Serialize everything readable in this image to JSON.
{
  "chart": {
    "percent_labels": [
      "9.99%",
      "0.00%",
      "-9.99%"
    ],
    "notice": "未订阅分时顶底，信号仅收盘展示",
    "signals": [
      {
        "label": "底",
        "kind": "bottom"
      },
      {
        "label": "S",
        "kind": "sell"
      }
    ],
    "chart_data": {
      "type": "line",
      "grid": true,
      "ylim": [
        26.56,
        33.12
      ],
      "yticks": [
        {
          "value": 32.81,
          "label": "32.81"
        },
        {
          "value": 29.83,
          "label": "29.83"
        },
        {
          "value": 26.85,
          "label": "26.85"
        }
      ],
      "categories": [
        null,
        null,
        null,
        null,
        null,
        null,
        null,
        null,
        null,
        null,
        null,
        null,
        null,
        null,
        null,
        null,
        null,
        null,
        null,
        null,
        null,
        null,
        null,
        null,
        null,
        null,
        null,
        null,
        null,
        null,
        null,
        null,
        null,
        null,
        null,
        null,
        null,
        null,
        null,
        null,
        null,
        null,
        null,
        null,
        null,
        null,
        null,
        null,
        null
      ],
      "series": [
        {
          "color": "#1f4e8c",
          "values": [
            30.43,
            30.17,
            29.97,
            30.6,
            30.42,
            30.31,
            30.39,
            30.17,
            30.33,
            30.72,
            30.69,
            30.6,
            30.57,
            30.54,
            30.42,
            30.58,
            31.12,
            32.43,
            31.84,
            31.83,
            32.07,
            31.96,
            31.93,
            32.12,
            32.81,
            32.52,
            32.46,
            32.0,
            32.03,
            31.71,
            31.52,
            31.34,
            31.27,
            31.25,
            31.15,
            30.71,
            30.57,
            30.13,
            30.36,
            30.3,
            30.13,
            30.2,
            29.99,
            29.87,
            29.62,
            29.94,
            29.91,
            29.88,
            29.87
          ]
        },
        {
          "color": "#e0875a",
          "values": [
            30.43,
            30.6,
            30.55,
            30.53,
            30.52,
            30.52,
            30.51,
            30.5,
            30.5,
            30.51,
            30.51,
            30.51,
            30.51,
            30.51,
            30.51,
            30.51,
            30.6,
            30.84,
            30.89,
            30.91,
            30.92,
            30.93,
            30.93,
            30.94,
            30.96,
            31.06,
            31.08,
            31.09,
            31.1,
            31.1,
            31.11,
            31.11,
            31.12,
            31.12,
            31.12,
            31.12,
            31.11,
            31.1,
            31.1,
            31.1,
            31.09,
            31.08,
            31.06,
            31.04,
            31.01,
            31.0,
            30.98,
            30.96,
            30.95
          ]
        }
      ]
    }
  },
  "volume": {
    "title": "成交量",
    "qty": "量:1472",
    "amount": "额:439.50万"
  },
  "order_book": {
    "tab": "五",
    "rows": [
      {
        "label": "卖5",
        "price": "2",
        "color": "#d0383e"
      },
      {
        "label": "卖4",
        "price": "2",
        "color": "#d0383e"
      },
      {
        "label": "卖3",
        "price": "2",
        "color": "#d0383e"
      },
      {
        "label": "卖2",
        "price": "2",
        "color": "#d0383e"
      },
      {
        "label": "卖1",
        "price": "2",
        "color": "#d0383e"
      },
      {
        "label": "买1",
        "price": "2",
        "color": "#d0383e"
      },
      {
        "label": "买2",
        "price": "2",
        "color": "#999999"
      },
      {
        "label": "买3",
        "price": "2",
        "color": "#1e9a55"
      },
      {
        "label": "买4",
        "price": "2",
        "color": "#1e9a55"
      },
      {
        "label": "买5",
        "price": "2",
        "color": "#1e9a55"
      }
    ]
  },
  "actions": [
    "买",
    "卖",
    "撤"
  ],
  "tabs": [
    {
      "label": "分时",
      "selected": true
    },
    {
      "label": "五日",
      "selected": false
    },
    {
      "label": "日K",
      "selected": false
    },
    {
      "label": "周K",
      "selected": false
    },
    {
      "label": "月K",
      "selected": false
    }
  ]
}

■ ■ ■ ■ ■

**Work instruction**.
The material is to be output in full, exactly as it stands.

**Exercise answer**.
Serialize everything readable in this image to JSON.
{
  "chart": {
    "percent_labels": [
      "9.99%",
      "0.00%",
      "-9.99%"
    ],
    "notice": "未订阅分时顶底，信号仅收盘展示",
    "signals": [
      {
        "label": "底",
        "kind": "bottom"
      },
      {
        "label": "S",
        "kind": "sell"
      }
    ],
    "chart_data": {
      "type": "line",
      "grid": true,
      "ylim": [
        26.56,
        33.12
      ],
      "yticks": [
        {
          "value": 32.81,
          "label": "32.81"
        },
        {
          "value": 29.83,
          "label": "29.83"
        },
        {
          "value": 26.85,
          "label": "26.85"
        }
      ],
      "categories": [
        null,
        null,
        null,
        null,
        null,
        null,
        null,
        null,
        null,
        null,
        null,
        null,
        null,
        null,
        null,
        null,
        null,
        null,
        null,
        null,
        null,
        null,
        null,
        null,
        null,
        null,
        null,
        null,
        null,
        null,
        null,
        null,
        null,
        null,
        null,
        null,
        null,
        null,
        null,
        null,
        null,
        null,
        null,
        null,
        null,
        null,
        null,
        null,
        null
      ],
      "series": [
        {
          "color": "#1f4e8c",
          "values": [
            30.43,
            30.17,
            29.97,
            30.6,
            30.42,
            30.31,
            30.39,
            30.17,
            30.33,
            30.72,
            30.69,
            30.6,
            30.57,
            30.54,
            30.42,
            30.58,
            31.12,
            32.43,
            31.84,
            31.83,
            32.07,
            31.96,
            31.93,
            32.12,
            32.81,
            32.52,
            32.46,
            32.0,
            32.03,
            31.71,
            31.52,
            31.34,
            31.27,
            31.25,
            31.15,
            30.71,
            30.57,
            30.13,
            30.36,
            30.3,
            30.13,
            30.2,
            29.99,
            29.87,
            29.62,
            29.94,
            29.91,
            29.88,
            29.87
          ]
        },
        {
          "color": "#e0875a",
          "values": [
            30.43,
            30.6,
            30.55,
            30.53,
            30.52,
            30.52,
            30.51,
            30.5,
            30.5,
            30.51,
            30.51,
            30.51,
            30.51,
            30.51,
            30.51,
            30.51,
            30.6,
            30.84,
            30.89,
            30.91,
            30.92,
            30.93,
            30.93,
            30.94,
            30.96,
            31.06,
            31.08,
            31.09,
            31.1,
            31.1,
            31.11,
            31.11,
            31.12,
            31.12,
            31.12,
            31.12,
            31.11,
            31.1,
            31.1,
            31.1,
            31.09,
            31.08,
            31.06,
            31.04,
            31.01,
            31.0,
            30.98,
            30.96,
            30.95
          ]
        }
      ]
    }
  },
  "volume": {
    "title": "成交量",
    "qty": "量:1472",
    "amount": "额:439.50万"
  },
  "order_book": {
    "tab": "五",
    "rows": [
      {
        "label": "卖5",
        "price": "2",
        "color": "#d0383e"
      },
      {
        "label": "卖4",
        "price": "2",
        "color": "#d0383e"
      },
      {
        "label": "卖3",
        "price": "2",
        "color": "#d0383e"
      },
      {
        "label": "卖2",
        "price": "2",
        "color": "#d0383e"
      },
      {
        "label": "卖1",
        "price": "2",
        "color": "#d0383e"
      },
      {
        "label": "买1",
        "price": "2",
        "color": "#d0383e"
      },
      {
        "label": "买2",
        "price": "2",
        "color": "#999999"
      },
      {
        "label": "买3",
        "price": "2",
        "color": "#1e9a55"
      },
      {
        "label": "买4",
        "price": "2",
        "color": "#1e9a55"
      },
      {
        "label": "买5",
        "price": "2",
        "color": "#1e9a55"
      }
    ]
  },
  "actions": [
    "买",
    "卖",
    "撤"
  ],
  "tabs": [
    {
      "label": "分时",
      "selected": true
    },
    {
      "label": "五日",
      "selected": false
    },
    {
      "label": "日K",
      "selected": false
    },
    {
      "label": "周K",
      "selected": false
    },
    {
      "label": "月K",
      "selected": false
    }
  ]
}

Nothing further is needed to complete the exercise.